Dataset excerpts
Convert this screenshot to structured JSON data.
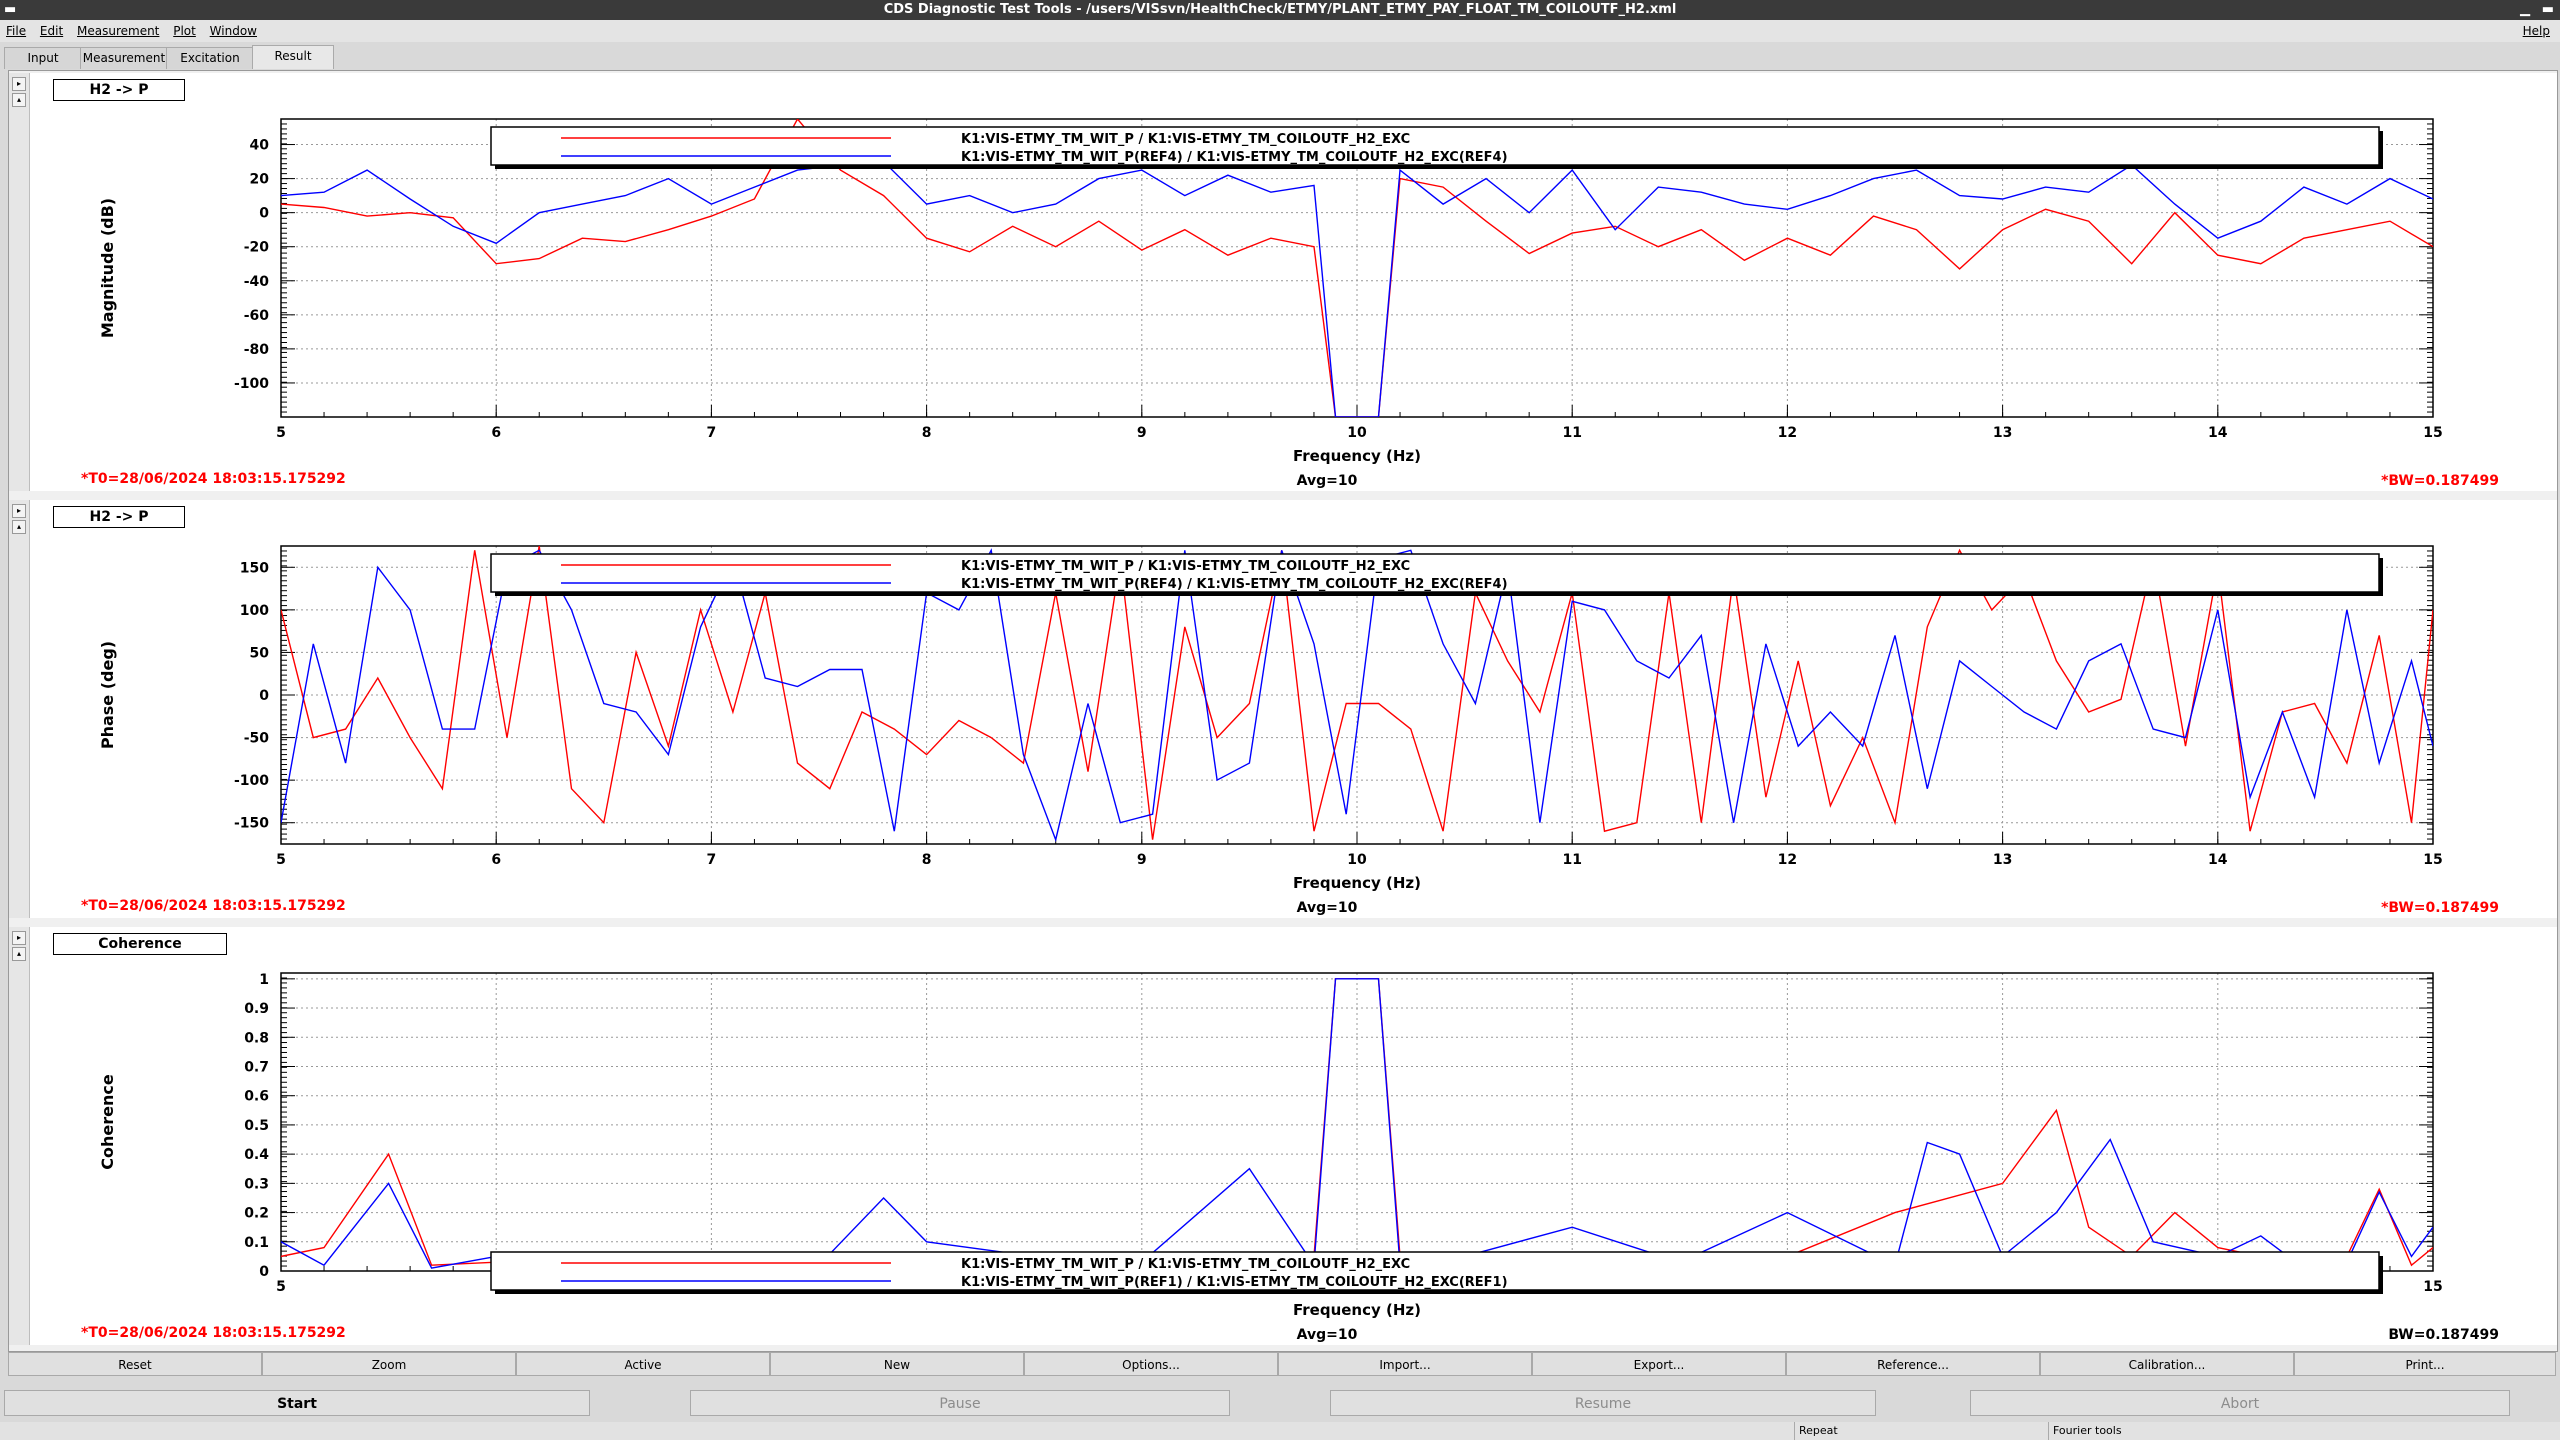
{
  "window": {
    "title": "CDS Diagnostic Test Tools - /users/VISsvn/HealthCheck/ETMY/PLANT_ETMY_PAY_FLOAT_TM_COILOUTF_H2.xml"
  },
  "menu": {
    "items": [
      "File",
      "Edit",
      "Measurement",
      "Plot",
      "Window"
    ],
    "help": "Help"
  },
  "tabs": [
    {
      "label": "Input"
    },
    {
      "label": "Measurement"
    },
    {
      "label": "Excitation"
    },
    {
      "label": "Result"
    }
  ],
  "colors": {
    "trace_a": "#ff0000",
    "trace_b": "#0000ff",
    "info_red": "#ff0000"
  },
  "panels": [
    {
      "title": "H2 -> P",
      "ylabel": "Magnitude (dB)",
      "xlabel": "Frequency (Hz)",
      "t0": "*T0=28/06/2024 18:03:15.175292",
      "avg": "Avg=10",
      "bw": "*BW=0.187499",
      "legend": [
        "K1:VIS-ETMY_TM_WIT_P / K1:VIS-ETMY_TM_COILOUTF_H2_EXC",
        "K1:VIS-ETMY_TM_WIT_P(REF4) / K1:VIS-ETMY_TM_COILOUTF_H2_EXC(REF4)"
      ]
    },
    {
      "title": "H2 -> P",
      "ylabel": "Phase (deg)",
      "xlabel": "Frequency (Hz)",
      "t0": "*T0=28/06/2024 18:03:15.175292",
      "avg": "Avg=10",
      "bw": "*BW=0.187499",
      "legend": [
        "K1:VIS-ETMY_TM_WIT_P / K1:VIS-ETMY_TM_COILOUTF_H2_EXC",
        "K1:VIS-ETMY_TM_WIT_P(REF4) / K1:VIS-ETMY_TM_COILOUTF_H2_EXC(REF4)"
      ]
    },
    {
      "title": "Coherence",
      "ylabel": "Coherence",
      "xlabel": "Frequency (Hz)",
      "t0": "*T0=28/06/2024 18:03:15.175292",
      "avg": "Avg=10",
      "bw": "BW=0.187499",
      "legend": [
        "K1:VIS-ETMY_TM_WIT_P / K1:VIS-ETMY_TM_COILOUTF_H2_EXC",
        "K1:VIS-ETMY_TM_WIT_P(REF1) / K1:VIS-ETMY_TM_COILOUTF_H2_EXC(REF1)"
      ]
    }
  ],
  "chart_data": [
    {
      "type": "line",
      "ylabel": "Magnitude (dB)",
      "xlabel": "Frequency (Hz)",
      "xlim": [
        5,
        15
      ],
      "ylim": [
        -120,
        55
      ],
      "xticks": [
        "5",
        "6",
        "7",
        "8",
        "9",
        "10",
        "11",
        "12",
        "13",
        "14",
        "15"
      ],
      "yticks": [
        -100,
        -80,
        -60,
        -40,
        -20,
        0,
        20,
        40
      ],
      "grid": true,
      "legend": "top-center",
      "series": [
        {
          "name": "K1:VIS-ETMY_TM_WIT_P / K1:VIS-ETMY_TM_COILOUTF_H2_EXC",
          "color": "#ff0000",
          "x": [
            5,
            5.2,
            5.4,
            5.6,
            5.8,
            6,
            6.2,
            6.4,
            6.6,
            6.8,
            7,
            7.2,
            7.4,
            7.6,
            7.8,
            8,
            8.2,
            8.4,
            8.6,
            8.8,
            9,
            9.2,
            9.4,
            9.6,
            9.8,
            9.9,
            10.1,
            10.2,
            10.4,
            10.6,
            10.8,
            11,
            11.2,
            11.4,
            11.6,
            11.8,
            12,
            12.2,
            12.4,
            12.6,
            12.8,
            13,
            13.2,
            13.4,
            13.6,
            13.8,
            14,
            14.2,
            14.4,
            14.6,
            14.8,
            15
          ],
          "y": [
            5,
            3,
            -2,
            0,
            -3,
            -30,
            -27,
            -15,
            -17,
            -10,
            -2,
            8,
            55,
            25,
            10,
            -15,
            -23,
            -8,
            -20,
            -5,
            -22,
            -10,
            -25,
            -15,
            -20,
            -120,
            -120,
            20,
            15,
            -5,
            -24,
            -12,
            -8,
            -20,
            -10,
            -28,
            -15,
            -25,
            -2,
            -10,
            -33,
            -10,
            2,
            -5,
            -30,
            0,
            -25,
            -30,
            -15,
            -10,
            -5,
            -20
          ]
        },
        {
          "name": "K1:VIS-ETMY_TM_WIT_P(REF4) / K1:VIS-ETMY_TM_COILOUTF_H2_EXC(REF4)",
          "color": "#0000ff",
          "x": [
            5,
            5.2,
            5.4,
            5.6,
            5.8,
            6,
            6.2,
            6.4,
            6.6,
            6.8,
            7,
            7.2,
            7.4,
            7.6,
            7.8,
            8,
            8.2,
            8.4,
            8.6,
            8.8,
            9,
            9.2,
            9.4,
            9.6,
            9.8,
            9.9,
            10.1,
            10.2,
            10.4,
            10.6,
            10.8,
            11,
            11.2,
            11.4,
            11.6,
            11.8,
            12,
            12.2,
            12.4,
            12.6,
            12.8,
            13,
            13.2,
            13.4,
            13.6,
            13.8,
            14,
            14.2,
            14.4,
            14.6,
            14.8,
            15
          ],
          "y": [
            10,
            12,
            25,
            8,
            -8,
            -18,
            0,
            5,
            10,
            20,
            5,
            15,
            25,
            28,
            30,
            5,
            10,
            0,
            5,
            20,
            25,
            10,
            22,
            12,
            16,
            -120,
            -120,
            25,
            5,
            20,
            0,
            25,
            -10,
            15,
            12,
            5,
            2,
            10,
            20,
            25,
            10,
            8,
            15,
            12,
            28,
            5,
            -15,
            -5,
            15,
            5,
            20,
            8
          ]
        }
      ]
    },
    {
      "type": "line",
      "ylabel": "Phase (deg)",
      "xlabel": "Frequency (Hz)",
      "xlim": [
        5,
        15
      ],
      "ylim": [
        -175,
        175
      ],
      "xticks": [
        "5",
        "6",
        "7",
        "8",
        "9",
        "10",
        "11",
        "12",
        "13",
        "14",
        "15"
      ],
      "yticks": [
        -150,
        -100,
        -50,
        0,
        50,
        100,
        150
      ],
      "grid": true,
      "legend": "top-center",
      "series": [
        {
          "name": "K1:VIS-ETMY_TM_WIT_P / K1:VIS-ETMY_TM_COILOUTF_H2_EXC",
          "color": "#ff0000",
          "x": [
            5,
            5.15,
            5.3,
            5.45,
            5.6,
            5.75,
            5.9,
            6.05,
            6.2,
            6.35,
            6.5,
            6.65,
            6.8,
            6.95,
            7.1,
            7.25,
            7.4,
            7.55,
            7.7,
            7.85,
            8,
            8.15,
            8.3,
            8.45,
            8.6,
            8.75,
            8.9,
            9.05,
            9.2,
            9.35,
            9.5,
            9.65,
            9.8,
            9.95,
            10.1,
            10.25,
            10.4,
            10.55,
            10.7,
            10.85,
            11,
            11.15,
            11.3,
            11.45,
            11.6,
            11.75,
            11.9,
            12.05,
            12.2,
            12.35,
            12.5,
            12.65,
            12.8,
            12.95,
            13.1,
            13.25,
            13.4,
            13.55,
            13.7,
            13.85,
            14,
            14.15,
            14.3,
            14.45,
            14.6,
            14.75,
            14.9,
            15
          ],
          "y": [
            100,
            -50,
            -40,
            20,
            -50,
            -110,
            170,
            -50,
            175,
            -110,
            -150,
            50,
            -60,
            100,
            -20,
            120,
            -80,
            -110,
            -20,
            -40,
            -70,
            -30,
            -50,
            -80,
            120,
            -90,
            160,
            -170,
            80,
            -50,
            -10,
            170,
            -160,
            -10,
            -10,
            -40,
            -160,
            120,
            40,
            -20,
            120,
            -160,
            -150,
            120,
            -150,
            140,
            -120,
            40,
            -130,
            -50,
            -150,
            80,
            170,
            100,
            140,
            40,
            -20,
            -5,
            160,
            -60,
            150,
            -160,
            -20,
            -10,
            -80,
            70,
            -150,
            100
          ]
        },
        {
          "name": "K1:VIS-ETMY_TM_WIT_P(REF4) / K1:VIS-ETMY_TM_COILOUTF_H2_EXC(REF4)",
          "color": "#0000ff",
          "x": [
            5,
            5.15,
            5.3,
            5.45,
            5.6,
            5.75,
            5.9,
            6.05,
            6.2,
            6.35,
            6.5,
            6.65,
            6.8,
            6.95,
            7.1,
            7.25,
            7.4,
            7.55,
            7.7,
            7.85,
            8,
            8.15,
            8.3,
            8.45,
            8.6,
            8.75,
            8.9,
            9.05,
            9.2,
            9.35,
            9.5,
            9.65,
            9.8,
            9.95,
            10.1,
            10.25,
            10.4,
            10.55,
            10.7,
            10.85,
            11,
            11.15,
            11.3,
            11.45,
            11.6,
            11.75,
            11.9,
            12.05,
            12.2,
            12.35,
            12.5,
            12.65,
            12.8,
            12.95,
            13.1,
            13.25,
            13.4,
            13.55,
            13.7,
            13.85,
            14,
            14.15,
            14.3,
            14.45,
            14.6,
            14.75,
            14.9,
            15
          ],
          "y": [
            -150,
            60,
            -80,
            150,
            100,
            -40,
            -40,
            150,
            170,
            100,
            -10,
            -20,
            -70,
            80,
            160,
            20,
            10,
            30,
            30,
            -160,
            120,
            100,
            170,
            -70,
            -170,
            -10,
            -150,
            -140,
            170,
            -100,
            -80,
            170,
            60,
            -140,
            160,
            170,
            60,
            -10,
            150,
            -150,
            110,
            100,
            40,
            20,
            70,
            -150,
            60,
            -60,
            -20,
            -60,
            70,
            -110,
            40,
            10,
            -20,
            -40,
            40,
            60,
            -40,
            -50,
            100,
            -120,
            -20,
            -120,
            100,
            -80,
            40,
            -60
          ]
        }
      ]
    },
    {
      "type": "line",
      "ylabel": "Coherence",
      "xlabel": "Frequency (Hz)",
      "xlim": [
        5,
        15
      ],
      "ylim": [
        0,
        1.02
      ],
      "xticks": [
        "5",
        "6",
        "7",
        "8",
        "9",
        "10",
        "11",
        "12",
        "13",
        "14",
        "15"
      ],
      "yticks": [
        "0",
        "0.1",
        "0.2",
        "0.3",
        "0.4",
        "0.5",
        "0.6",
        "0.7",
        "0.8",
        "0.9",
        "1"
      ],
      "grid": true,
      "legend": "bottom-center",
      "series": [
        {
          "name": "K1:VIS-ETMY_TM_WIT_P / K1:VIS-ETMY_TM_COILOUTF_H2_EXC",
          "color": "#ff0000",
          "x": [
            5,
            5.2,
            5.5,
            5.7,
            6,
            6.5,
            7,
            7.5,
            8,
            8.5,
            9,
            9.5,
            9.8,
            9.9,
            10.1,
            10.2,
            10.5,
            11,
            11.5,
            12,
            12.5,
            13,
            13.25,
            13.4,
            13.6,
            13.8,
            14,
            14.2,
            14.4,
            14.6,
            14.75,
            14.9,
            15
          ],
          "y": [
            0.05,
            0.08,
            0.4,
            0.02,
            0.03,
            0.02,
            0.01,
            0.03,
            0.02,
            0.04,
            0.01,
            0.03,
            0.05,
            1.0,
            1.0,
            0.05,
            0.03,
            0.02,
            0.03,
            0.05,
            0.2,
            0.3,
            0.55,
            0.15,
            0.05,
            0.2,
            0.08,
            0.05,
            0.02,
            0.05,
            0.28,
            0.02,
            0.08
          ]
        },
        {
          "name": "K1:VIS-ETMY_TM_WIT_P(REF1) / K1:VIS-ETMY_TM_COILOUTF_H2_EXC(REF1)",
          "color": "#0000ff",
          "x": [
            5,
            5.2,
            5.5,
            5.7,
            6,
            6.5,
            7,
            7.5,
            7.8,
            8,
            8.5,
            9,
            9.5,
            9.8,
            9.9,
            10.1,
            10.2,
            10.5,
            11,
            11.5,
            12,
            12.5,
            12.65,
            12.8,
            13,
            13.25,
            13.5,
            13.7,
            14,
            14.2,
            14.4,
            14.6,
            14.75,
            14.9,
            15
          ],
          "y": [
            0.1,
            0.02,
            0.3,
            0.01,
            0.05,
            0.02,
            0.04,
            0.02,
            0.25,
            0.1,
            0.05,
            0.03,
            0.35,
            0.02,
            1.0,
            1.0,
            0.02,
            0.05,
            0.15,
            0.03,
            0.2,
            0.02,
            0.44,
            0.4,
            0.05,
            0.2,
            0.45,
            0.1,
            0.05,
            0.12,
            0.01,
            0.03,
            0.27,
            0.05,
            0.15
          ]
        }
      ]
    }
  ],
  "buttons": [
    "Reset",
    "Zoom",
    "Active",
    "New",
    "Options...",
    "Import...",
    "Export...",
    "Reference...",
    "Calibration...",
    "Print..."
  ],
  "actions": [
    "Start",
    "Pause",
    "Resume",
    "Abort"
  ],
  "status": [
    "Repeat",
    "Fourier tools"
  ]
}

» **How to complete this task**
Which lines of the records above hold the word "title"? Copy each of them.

» **Exercise answer**
    "title": "CDS Diagnostic Test Tools - /users/VISsvn/HealthCheck/ETMY/PLANT_ETMY_PAY_FLOAT_TM_COILOUTF_H2.xml"
      "title": "H2 -> P",
      "title": "H2 -> P",
      "title": "Coherence",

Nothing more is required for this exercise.